[DATA UNDER STUDY — start]

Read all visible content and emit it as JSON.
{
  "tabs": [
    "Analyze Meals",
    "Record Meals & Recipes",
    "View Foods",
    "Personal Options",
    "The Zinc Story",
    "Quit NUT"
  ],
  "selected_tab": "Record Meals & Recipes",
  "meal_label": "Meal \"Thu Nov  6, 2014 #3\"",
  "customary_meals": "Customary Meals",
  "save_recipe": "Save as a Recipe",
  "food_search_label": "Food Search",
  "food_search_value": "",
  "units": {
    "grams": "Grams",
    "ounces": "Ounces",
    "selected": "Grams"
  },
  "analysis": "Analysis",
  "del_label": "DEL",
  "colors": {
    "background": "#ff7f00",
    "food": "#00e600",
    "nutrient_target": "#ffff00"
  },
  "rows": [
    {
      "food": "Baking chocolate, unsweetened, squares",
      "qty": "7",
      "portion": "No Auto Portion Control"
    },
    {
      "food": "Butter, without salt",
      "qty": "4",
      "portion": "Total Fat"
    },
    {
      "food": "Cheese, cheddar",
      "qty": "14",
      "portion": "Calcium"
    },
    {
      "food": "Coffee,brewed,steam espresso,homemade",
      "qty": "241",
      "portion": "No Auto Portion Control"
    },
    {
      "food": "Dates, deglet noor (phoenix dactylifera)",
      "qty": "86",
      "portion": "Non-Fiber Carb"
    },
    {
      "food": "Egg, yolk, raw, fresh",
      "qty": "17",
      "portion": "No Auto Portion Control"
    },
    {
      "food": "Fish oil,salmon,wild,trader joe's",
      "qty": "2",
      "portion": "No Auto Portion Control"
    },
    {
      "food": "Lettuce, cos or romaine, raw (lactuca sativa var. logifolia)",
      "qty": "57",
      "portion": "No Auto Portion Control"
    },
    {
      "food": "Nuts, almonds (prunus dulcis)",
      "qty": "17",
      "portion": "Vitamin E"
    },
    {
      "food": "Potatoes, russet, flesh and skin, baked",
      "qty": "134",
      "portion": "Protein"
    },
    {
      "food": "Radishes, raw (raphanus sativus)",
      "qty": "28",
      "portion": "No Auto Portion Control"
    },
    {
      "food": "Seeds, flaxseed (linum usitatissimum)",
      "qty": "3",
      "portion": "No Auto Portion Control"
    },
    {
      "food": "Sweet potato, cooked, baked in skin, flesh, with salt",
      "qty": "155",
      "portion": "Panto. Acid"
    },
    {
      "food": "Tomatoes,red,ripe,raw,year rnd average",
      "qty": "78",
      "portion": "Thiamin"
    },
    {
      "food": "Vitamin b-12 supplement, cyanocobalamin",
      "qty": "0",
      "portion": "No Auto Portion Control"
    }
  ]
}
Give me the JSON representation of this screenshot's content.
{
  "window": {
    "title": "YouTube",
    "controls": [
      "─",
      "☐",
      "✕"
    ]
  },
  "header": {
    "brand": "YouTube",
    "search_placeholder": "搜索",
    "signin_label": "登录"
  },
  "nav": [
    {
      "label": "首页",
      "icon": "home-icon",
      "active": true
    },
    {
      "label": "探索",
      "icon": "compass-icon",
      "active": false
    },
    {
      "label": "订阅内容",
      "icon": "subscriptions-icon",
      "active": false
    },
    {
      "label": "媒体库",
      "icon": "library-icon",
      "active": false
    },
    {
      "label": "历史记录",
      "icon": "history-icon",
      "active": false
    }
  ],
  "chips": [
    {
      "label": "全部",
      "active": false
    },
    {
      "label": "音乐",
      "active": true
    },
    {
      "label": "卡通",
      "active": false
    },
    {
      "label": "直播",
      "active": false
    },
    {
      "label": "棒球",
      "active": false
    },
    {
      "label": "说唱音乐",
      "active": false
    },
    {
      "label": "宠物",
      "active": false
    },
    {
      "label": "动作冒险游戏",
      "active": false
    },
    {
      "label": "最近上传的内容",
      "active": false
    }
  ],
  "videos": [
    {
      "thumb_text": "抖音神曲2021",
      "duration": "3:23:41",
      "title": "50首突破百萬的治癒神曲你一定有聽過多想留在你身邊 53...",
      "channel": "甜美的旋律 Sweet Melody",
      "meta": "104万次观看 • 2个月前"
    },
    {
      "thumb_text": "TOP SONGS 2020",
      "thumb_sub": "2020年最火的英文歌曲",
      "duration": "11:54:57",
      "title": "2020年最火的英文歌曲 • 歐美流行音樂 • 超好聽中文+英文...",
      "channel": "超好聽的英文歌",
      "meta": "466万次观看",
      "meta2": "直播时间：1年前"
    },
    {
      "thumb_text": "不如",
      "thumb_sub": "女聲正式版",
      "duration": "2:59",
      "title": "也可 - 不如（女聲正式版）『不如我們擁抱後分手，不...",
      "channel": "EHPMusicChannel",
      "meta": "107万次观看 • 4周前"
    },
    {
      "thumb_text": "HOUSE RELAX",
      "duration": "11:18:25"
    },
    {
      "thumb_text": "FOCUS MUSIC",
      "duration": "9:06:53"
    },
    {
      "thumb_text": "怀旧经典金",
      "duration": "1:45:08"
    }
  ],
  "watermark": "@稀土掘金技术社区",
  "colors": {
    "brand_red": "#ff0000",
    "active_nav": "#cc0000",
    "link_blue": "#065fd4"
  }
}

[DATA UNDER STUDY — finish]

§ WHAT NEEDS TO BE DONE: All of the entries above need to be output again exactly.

§ RESULT OF THIS TASK:
Read all visible content and emit it as JSON.
{
  "tabs": [
    "Analyze Meals",
    "Record Meals & Recipes",
    "View Foods",
    "Personal Options",
    "The Zinc Story",
    "Quit NUT"
  ],
  "selected_tab": "Record Meals & Recipes",
  "meal_label": "Meal \"Thu Nov  6, 2014 #3\"",
  "customary_meals": "Customary Meals",
  "save_recipe": "Save as a Recipe",
  "food_search_label": "Food Search",
  "food_search_value": "",
  "units": {
    "grams": "Grams",
    "ounces": "Ounces",
    "selected": "Grams"
  },
  "analysis": "Analysis",
  "del_label": "DEL",
  "colors": {
    "background": "#ff7f00",
    "food": "#00e600",
    "nutrient_target": "#ffff00"
  },
  "rows": [
    {
      "food": "Baking chocolate, unsweetened, squares",
      "qty": "7",
      "portion": "No Auto Portion Control"
    },
    {
      "food": "Butter, without salt",
      "qty": "4",
      "portion": "Total Fat"
    },
    {
      "food": "Cheese, cheddar",
      "qty": "14",
      "portion": "Calcium"
    },
    {
      "food": "Coffee,brewed,steam espresso,homemade",
      "qty": "241",
      "portion": "No Auto Portion Control"
    },
    {
      "food": "Dates, deglet noor (phoenix dactylifera)",
      "qty": "86",
      "portion": "Non-Fiber Carb"
    },
    {
      "food": "Egg, yolk, raw, fresh",
      "qty": "17",
      "portion": "No Auto Portion Control"
    },
    {
      "food": "Fish oil,salmon,wild,trader joe's",
      "qty": "2",
      "portion": "No Auto Portion Control"
    },
    {
      "food": "Lettuce, cos or romaine, raw (lactuca sativa var. logifolia)",
      "qty": "57",
      "portion": "No Auto Portion Control"
    },
    {
      "food": "Nuts, almonds (prunus dulcis)",
      "qty": "17",
      "portion": "Vitamin E"
    },
    {
      "food": "Potatoes, russet, flesh and skin, baked",
      "qty": "134",
      "portion": "Protein"
    },
    {
      "food": "Radishes, raw (raphanus sativus)",
      "qty": "28",
      "portion": "No Auto Portion Control"
    },
    {
      "food": "Seeds, flaxseed (linum usitatissimum)",
      "qty": "3",
      "portion": "No Auto Portion Control"
    },
    {
      "food": "Sweet potato, cooked, baked in skin, flesh, with salt",
      "qty": "155",
      "portion": "Panto. Acid"
    },
    {
      "food": "Tomatoes,red,ripe,raw,year rnd average",
      "qty": "78",
      "portion": "Thiamin"
    },
    {
      "food": "Vitamin b-12 supplement, cyanocobalamin",
      "qty": "0",
      "portion": "No Auto Portion Control"
    }
  ]
}
Give me the JSON representation of this screenshot's content.
{
  "window": {
    "title": "YouTube",
    "controls": [
      "─",
      "☐",
      "✕"
    ]
  },
  "header": {
    "brand": "YouTube",
    "search_placeholder": "搜索",
    "signin_label": "登录"
  },
  "nav": [
    {
      "label": "首页",
      "icon": "home-icon",
      "active": true
    },
    {
      "label": "探索",
      "icon": "compass-icon",
      "active": false
    },
    {
      "label": "订阅内容",
      "icon": "subscriptions-icon",
      "active": false
    },
    {
      "label": "媒体库",
      "icon": "library-icon",
      "active": false
    },
    {
      "label": "历史记录",
      "icon": "history-icon",
      "active": false
    }
  ],
  "chips": [
    {
      "label": "全部",
      "active": false
    },
    {
      "label": "音乐",
      "active": true
    },
    {
      "label": "卡通",
      "active": false
    },
    {
      "label": "直播",
      "active": false
    },
    {
      "label": "棒球",
      "active": false
    },
    {
      "label": "说唱音乐",
      "active": false
    },
    {
      "label": "宠物",
      "active": false
    },
    {
      "label": "动作冒险游戏",
      "active": false
    },
    {
      "label": "最近上传的内容",
      "active": false
    }
  ],
  "videos": [
    {
      "thumb_text": "抖音神曲2021",
      "duration": "3:23:41",
      "title": "50首突破百萬的治癒神曲你一定有聽過多想留在你身邊 53...",
      "channel": "甜美的旋律 Sweet Melody",
      "meta": "104万次观看 • 2个月前"
    },
    {
      "thumb_text": "TOP SONGS 2020",
      "thumb_sub": "2020年最火的英文歌曲",
      "duration": "11:54:57",
      "title": "2020年最火的英文歌曲 • 歐美流行音樂 • 超好聽中文+英文...",
      "channel": "超好聽的英文歌",
      "meta": "466万次观看",
      "meta2": "直播时间：1年前"
    },
    {
      "thumb_text": "不如",
      "thumb_sub": "女聲正式版",
      "duration": "2:59",
      "title": "也可 - 不如（女聲正式版）『不如我們擁抱後分手，不...",
      "channel": "EHPMusicChannel",
      "meta": "107万次观看 • 4周前"
    },
    {
      "thumb_text": "HOUSE RELAX",
      "duration": "11:18:25"
    },
    {
      "thumb_text": "FOCUS MUSIC",
      "duration": "9:06:53"
    },
    {
      "thumb_text": "怀旧经典金",
      "duration": "1:45:08"
    }
  ],
  "watermark": "@稀土掘金技术社区",
  "colors": {
    "brand_red": "#ff0000",
    "active_nav": "#cc0000",
    "link_blue": "#065fd4"
  }
}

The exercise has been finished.